(Dataset entries)
^^^^^^^^^^^^^^^^

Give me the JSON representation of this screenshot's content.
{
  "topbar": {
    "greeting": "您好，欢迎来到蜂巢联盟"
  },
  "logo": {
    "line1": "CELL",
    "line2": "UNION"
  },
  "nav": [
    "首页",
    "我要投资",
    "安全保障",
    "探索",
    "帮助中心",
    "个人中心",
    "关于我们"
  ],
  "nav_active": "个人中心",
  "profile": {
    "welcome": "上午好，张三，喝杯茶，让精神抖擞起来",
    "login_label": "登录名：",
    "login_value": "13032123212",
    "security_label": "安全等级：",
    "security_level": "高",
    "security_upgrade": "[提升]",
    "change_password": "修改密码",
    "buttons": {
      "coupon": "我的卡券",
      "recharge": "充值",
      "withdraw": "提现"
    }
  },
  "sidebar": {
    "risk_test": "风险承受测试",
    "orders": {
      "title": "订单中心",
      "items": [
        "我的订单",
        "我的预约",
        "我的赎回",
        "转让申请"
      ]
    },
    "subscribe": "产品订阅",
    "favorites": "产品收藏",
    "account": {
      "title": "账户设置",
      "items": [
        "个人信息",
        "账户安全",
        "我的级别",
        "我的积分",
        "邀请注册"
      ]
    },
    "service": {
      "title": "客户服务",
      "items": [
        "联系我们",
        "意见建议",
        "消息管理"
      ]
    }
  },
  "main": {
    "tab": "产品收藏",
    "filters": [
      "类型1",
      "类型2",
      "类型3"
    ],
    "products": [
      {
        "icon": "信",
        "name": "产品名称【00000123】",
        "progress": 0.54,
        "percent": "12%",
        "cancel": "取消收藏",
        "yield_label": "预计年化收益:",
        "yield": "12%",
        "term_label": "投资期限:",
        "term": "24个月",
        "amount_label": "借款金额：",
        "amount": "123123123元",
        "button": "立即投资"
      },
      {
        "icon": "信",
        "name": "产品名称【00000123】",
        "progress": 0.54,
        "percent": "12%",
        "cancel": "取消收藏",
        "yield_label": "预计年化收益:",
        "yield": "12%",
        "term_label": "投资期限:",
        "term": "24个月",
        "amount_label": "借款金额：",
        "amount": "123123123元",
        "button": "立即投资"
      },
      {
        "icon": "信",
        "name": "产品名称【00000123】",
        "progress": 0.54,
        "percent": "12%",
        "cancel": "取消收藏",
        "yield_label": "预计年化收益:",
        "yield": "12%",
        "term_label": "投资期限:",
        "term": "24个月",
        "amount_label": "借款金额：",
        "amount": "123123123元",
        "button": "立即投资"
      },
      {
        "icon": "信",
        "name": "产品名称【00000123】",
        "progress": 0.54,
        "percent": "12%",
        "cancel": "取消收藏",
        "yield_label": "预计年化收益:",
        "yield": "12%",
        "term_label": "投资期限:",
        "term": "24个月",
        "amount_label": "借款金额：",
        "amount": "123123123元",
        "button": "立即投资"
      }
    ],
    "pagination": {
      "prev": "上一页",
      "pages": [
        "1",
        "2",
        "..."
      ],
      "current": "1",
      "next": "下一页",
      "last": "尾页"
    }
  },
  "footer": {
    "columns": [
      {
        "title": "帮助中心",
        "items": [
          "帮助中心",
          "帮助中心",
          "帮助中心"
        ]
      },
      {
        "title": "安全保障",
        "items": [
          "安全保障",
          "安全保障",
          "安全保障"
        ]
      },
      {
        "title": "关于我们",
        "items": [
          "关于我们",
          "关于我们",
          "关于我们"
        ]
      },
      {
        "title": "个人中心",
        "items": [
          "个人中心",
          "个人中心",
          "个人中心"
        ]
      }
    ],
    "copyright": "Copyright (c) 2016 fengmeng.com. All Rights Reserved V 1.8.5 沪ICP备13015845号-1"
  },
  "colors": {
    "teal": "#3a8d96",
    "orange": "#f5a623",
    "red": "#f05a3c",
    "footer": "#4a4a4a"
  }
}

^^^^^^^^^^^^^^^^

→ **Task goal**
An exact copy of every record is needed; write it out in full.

→ **Exercise response**
Give me the JSON representation of this screenshot's content.
{
  "topbar": {
    "greeting": "您好，欢迎来到蜂巢联盟"
  },
  "logo": {
    "line1": "CELL",
    "line2": "UNION"
  },
  "nav": [
    "首页",
    "我要投资",
    "安全保障",
    "探索",
    "帮助中心",
    "个人中心",
    "关于我们"
  ],
  "nav_active": "个人中心",
  "profile": {
    "welcome": "上午好，张三，喝杯茶，让精神抖擞起来",
    "login_label": "登录名：",
    "login_value": "13032123212",
    "security_label": "安全等级：",
    "security_level": "高",
    "security_upgrade": "[提升]",
    "change_password": "修改密码",
    "buttons": {
      "coupon": "我的卡券",
      "recharge": "充值",
      "withdraw": "提现"
    }
  },
  "sidebar": {
    "risk_test": "风险承受测试",
    "orders": {
      "title": "订单中心",
      "items": [
        "我的订单",
        "我的预约",
        "我的赎回",
        "转让申请"
      ]
    },
    "subscribe": "产品订阅",
    "favorites": "产品收藏",
    "account": {
      "title": "账户设置",
      "items": [
        "个人信息",
        "账户安全",
        "我的级别",
        "我的积分",
        "邀请注册"
      ]
    },
    "service": {
      "title": "客户服务",
      "items": [
        "联系我们",
        "意见建议",
        "消息管理"
      ]
    }
  },
  "main": {
    "tab": "产品收藏",
    "filters": [
      "类型1",
      "类型2",
      "类型3"
    ],
    "products": [
      {
        "icon": "信",
        "name": "产品名称【00000123】",
        "progress": 0.54,
        "percent": "12%",
        "cancel": "取消收藏",
        "yield_label": "预计年化收益:",
        "yield": "12%",
        "term_label": "投资期限:",
        "term": "24个月",
        "amount_label": "借款金额：",
        "amount": "123123123元",
        "button": "立即投资"
      },
      {
        "icon": "信",
        "name": "产品名称【00000123】",
        "progress": 0.54,
        "percent": "12%",
        "cancel": "取消收藏",
        "yield_label": "预计年化收益:",
        "yield": "12%",
        "term_label": "投资期限:",
        "term": "24个月",
        "amount_label": "借款金额：",
        "amount": "123123123元",
        "button": "立即投资"
      },
      {
        "icon": "信",
        "name": "产品名称【00000123】",
        "progress": 0.54,
        "percent": "12%",
        "cancel": "取消收藏",
        "yield_label": "预计年化收益:",
        "yield": "12%",
        "term_label": "投资期限:",
        "term": "24个月",
        "amount_label": "借款金额：",
        "amount": "123123123元",
        "button": "立即投资"
      },
      {
        "icon": "信",
        "name": "产品名称【00000123】",
        "progress": 0.54,
        "percent": "12%",
        "cancel": "取消收藏",
        "yield_label": "预计年化收益:",
        "yield": "12%",
        "term_label": "投资期限:",
        "term": "24个月",
        "amount_label": "借款金额：",
        "amount": "123123123元",
        "button": "立即投资"
      }
    ],
    "pagination": {
      "prev": "上一页",
      "pages": [
        "1",
        "2",
        "..."
      ],
      "current": "1",
      "next": "下一页",
      "last": "尾页"
    }
  },
  "footer": {
    "columns": [
      {
        "title": "帮助中心",
        "items": [
          "帮助中心",
          "帮助中心",
          "帮助中心"
        ]
      },
      {
        "title": "安全保障",
        "items": [
          "安全保障",
          "安全保障",
          "安全保障"
        ]
      },
      {
        "title": "关于我们",
        "items": [
          "关于我们",
          "关于我们",
          "关于我们"
        ]
      },
      {
        "title": "个人中心",
        "items": [
          "个人中心",
          "个人中心",
          "个人中心"
        ]
      }
    ],
    "copyright": "Copyright (c) 2016 fengmeng.com. All Rights Reserved V 1.8.5 沪ICP备13015845号-1"
  },
  "colors": {
    "teal": "#3a8d96",
    "orange": "#f5a623",
    "red": "#f05a3c",
    "footer": "#4a4a4a"
  }
}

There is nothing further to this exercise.